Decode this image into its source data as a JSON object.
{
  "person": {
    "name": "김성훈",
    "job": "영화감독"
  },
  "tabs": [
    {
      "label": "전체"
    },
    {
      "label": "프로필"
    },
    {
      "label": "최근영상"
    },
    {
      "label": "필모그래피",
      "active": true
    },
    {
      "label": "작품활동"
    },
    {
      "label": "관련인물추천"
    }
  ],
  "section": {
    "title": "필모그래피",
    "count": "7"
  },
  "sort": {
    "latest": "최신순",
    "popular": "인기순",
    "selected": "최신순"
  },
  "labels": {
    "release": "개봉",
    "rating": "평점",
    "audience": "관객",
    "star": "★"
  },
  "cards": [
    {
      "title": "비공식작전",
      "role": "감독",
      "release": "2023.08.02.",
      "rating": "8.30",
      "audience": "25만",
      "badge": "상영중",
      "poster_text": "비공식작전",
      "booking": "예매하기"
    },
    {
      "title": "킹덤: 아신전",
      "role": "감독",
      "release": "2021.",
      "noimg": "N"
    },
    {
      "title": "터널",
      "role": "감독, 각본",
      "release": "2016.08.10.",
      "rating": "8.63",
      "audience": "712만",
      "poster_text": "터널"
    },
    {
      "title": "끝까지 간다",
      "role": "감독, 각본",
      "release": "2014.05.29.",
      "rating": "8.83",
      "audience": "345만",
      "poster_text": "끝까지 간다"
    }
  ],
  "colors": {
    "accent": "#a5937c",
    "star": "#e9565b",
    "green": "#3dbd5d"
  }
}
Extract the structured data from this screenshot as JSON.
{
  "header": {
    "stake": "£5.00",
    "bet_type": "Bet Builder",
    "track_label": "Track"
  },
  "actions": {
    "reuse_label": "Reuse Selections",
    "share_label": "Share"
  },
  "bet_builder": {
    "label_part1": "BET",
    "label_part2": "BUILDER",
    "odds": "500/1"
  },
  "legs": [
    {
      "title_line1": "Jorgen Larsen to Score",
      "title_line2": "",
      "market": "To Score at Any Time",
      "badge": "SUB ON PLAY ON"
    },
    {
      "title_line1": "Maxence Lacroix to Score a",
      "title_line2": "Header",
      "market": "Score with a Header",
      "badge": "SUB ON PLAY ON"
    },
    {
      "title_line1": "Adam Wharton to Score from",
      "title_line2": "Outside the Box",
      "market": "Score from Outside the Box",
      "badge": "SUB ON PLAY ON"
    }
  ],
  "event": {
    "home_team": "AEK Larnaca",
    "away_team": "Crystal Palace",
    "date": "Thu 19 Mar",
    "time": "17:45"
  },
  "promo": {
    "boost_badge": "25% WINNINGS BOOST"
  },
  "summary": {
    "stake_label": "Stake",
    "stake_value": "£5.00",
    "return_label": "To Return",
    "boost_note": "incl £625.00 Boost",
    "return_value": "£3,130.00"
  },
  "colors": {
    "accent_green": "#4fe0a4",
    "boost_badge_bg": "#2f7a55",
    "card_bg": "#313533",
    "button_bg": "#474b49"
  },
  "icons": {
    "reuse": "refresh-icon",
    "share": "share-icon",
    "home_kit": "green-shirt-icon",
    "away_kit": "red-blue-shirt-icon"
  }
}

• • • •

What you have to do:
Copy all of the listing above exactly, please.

Result for this exercise:
Decode this image into its source data as a JSON object.
{
  "person": {
    "name": "김성훈",
    "job": "영화감독"
  },
  "tabs": [
    {
      "label": "전체"
    },
    {
      "label": "프로필"
    },
    {
      "label": "최근영상"
    },
    {
      "label": "필모그래피",
      "active": true
    },
    {
      "label": "작품활동"
    },
    {
      "label": "관련인물추천"
    }
  ],
  "section": {
    "title": "필모그래피",
    "count": "7"
  },
  "sort": {
    "latest": "최신순",
    "popular": "인기순",
    "selected": "최신순"
  },
  "labels": {
    "release": "개봉",
    "rating": "평점",
    "audience": "관객",
    "star": "★"
  },
  "cards": [
    {
      "title": "비공식작전",
      "role": "감독",
      "release": "2023.08.02.",
      "rating": "8.30",
      "audience": "25만",
      "badge": "상영중",
      "poster_text": "비공식작전",
      "booking": "예매하기"
    },
    {
      "title": "킹덤: 아신전",
      "role": "감독",
      "release": "2021.",
      "noimg": "N"
    },
    {
      "title": "터널",
      "role": "감독, 각본",
      "release": "2016.08.10.",
      "rating": "8.63",
      "audience": "712만",
      "poster_text": "터널"
    },
    {
      "title": "끝까지 간다",
      "role": "감독, 각본",
      "release": "2014.05.29.",
      "rating": "8.83",
      "audience": "345만",
      "poster_text": "끝까지 간다"
    }
  ],
  "colors": {
    "accent": "#a5937c",
    "star": "#e9565b",
    "green": "#3dbd5d"
  }
}
Extract the structured data from this screenshot as JSON.
{
  "header": {
    "stake": "£5.00",
    "bet_type": "Bet Builder",
    "track_label": "Track"
  },
  "actions": {
    "reuse_label": "Reuse Selections",
    "share_label": "Share"
  },
  "bet_builder": {
    "label_part1": "BET",
    "label_part2": "BUILDER",
    "odds": "500/1"
  },
  "legs": [
    {
      "title_line1": "Jorgen Larsen to Score",
      "title_line2": "",
      "market": "To Score at Any Time",
      "badge": "SUB ON PLAY ON"
    },
    {
      "title_line1": "Maxence Lacroix to Score a",
      "title_line2": "Header",
      "market": "Score with a Header",
      "badge": "SUB ON PLAY ON"
    },
    {
      "title_line1": "Adam Wharton to Score from",
      "title_line2": "Outside the Box",
      "market": "Score from Outside the Box",
      "badge": "SUB ON PLAY ON"
    }
  ],
  "event": {
    "home_team": "AEK Larnaca",
    "away_team": "Crystal Palace",
    "date": "Thu 19 Mar",
    "time": "17:45"
  },
  "promo": {
    "boost_badge": "25% WINNINGS BOOST"
  },
  "summary": {
    "stake_label": "Stake",
    "stake_value": "£5.00",
    "return_label": "To Return",
    "boost_note": "incl £625.00 Boost",
    "return_value": "£3,130.00"
  },
  "colors": {
    "accent_green": "#4fe0a4",
    "boost_badge_bg": "#2f7a55",
    "card_bg": "#313533",
    "button_bg": "#474b49"
  },
  "icons": {
    "reuse": "refresh-icon",
    "share": "share-icon",
    "home_kit": "green-shirt-icon",
    "away_kit": "red-blue-shirt-icon"
  }
}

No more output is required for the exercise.